What to work on:
Read through the data, and wherever a line holds the word "quantity", write that line out.

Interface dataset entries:
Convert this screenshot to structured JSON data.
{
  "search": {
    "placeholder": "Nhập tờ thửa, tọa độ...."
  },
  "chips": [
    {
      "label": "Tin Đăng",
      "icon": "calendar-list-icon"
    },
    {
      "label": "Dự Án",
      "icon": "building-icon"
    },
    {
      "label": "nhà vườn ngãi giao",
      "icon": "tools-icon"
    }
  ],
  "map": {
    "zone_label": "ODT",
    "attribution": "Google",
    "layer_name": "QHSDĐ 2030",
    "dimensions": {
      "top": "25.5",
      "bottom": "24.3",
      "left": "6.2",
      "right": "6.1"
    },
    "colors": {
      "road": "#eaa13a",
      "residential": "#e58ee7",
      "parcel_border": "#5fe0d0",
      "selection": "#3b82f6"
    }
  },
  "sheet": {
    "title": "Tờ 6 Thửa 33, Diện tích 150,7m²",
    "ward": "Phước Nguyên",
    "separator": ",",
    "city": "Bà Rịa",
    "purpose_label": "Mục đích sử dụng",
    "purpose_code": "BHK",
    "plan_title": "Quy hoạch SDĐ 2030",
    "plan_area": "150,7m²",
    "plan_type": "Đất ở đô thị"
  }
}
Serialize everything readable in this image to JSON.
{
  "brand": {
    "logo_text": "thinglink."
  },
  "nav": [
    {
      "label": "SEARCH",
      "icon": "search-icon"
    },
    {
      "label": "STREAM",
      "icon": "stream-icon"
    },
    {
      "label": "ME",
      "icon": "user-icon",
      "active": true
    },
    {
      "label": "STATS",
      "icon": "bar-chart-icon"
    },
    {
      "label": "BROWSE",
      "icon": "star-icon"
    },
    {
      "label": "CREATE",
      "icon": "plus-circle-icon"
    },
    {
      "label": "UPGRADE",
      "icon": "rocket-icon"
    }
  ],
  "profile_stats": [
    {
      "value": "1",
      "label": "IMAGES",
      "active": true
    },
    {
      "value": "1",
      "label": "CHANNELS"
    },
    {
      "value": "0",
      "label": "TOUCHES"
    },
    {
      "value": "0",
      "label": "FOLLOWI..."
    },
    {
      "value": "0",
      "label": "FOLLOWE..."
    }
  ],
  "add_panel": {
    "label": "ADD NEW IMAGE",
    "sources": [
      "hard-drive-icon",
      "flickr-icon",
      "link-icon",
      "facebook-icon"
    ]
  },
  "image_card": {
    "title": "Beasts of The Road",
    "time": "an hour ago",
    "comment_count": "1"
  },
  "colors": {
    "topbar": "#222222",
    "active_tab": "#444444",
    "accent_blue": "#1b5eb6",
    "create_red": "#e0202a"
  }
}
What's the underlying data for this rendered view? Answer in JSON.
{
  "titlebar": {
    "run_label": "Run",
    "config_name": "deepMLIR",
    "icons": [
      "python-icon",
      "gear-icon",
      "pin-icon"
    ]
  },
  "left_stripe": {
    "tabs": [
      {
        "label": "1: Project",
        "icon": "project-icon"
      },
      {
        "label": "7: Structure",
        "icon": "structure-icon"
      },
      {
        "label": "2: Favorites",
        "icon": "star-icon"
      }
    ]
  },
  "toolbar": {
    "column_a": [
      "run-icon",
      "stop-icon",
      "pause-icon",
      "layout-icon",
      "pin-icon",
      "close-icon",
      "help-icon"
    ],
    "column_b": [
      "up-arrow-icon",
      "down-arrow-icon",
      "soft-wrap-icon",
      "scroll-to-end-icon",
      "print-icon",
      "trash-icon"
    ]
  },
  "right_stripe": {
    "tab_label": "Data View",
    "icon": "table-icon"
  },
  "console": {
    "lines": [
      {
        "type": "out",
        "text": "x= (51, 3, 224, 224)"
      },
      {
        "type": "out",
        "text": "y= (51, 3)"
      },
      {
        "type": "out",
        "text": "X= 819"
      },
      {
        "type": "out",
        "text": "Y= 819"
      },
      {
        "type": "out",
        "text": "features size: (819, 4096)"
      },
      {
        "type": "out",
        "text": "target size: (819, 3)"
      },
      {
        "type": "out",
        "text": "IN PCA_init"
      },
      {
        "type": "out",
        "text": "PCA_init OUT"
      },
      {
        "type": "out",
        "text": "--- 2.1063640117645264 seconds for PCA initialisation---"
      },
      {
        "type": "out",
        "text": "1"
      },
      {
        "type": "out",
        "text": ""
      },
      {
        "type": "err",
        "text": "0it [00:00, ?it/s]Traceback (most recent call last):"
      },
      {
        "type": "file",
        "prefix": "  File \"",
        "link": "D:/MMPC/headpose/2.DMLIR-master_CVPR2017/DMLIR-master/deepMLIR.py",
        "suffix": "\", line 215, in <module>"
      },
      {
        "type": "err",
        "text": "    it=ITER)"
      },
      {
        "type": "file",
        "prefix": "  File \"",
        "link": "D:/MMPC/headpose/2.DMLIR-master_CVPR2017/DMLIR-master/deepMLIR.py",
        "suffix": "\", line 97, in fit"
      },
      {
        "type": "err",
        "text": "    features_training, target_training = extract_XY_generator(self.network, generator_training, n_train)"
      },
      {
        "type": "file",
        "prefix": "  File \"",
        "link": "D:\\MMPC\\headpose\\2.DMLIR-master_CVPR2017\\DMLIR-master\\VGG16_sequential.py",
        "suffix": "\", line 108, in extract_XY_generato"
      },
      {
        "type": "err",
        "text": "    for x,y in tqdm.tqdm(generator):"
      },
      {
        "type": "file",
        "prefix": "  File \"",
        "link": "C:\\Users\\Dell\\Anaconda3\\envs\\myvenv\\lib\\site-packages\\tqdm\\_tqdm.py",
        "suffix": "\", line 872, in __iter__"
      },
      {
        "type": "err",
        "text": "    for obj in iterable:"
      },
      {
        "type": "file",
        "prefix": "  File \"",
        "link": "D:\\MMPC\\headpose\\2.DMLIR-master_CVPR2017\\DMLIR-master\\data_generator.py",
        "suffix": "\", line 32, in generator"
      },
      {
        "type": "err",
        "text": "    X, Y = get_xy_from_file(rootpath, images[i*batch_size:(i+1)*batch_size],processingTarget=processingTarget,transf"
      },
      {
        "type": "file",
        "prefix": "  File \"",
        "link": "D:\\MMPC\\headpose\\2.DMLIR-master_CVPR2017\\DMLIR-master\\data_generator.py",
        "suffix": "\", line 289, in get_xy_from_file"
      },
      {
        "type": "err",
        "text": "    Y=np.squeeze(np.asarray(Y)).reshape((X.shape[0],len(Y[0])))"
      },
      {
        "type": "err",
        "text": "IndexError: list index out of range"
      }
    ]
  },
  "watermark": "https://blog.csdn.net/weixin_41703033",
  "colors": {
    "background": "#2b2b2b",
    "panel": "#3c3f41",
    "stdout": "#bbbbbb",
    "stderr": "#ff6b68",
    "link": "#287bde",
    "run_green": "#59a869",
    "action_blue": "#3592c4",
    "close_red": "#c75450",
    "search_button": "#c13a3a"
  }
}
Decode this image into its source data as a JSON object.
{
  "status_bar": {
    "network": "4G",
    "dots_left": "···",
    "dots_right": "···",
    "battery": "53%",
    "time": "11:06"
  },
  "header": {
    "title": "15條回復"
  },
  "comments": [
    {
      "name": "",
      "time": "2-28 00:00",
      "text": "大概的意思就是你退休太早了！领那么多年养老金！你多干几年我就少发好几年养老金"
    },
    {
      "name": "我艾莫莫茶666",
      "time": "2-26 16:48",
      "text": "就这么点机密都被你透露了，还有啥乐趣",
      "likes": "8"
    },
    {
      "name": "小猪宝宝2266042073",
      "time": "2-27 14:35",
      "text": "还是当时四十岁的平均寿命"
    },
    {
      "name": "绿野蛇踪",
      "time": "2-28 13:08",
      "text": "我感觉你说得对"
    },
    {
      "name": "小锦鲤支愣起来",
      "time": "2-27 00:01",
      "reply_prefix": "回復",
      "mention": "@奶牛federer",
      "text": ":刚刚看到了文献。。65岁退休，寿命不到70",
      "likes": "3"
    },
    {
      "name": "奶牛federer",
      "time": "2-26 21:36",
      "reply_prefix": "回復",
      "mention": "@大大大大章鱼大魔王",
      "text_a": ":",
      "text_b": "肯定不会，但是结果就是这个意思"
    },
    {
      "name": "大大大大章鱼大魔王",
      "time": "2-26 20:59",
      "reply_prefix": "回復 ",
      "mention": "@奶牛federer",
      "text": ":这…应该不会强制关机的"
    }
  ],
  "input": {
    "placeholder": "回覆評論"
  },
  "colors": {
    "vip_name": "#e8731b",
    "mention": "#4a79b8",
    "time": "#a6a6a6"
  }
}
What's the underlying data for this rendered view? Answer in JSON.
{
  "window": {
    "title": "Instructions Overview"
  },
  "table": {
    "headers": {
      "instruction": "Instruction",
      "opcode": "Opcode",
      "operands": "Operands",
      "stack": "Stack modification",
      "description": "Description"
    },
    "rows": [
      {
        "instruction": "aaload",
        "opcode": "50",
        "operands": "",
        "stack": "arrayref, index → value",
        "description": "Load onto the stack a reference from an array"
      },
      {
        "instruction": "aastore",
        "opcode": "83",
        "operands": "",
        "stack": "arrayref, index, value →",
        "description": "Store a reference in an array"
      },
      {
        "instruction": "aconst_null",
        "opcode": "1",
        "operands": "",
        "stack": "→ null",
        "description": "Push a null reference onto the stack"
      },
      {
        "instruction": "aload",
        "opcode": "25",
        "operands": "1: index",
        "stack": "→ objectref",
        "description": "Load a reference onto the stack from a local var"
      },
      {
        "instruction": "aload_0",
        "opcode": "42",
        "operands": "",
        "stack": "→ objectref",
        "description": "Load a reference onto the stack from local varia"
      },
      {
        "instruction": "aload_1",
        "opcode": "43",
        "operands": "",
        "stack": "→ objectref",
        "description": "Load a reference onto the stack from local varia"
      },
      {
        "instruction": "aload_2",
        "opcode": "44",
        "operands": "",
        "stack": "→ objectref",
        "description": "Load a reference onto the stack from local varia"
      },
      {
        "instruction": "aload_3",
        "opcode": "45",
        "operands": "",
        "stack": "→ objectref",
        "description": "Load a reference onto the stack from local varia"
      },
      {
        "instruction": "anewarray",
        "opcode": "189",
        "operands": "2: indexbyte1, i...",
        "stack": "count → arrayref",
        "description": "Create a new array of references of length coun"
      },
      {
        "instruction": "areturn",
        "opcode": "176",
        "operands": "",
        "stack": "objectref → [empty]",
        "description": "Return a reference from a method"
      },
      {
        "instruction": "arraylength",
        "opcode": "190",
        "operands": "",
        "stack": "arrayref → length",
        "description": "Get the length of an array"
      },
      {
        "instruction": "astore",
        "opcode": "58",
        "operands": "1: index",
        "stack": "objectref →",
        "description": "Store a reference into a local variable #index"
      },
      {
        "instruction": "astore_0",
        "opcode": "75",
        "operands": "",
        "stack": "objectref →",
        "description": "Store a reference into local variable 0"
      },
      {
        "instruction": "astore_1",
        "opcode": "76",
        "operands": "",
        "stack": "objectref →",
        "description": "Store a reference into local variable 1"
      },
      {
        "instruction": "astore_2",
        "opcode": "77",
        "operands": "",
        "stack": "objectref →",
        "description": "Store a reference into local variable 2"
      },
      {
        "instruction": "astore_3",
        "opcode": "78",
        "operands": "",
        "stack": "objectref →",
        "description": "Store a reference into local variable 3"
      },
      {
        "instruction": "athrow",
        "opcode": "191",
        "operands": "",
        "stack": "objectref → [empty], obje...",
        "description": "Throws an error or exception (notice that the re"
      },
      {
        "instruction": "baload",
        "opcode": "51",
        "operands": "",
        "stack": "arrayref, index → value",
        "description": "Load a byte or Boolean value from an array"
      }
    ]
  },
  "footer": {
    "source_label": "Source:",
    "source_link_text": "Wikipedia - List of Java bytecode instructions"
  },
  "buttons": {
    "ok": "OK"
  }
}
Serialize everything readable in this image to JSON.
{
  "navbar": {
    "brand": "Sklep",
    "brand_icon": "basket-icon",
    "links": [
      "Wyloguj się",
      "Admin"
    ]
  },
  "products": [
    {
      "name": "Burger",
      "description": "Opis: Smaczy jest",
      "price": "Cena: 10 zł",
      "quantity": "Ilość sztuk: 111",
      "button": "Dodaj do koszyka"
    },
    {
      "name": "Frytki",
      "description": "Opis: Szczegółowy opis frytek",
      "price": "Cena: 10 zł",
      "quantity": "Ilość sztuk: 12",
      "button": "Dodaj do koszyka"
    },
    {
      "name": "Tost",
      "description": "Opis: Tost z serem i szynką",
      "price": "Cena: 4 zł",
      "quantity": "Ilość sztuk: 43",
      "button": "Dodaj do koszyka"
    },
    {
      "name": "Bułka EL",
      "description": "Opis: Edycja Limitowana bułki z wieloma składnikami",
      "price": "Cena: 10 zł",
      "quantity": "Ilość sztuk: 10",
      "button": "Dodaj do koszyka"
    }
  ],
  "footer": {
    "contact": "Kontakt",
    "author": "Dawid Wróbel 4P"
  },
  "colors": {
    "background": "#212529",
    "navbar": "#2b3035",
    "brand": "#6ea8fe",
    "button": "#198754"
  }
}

Written answer:
      "quantity": "Ilość sztuk: 111",
      "quantity": "Ilość sztuk: 12",
      "quantity": "Ilość sztuk: 43",
      "quantity": "Ilość sztuk: 10",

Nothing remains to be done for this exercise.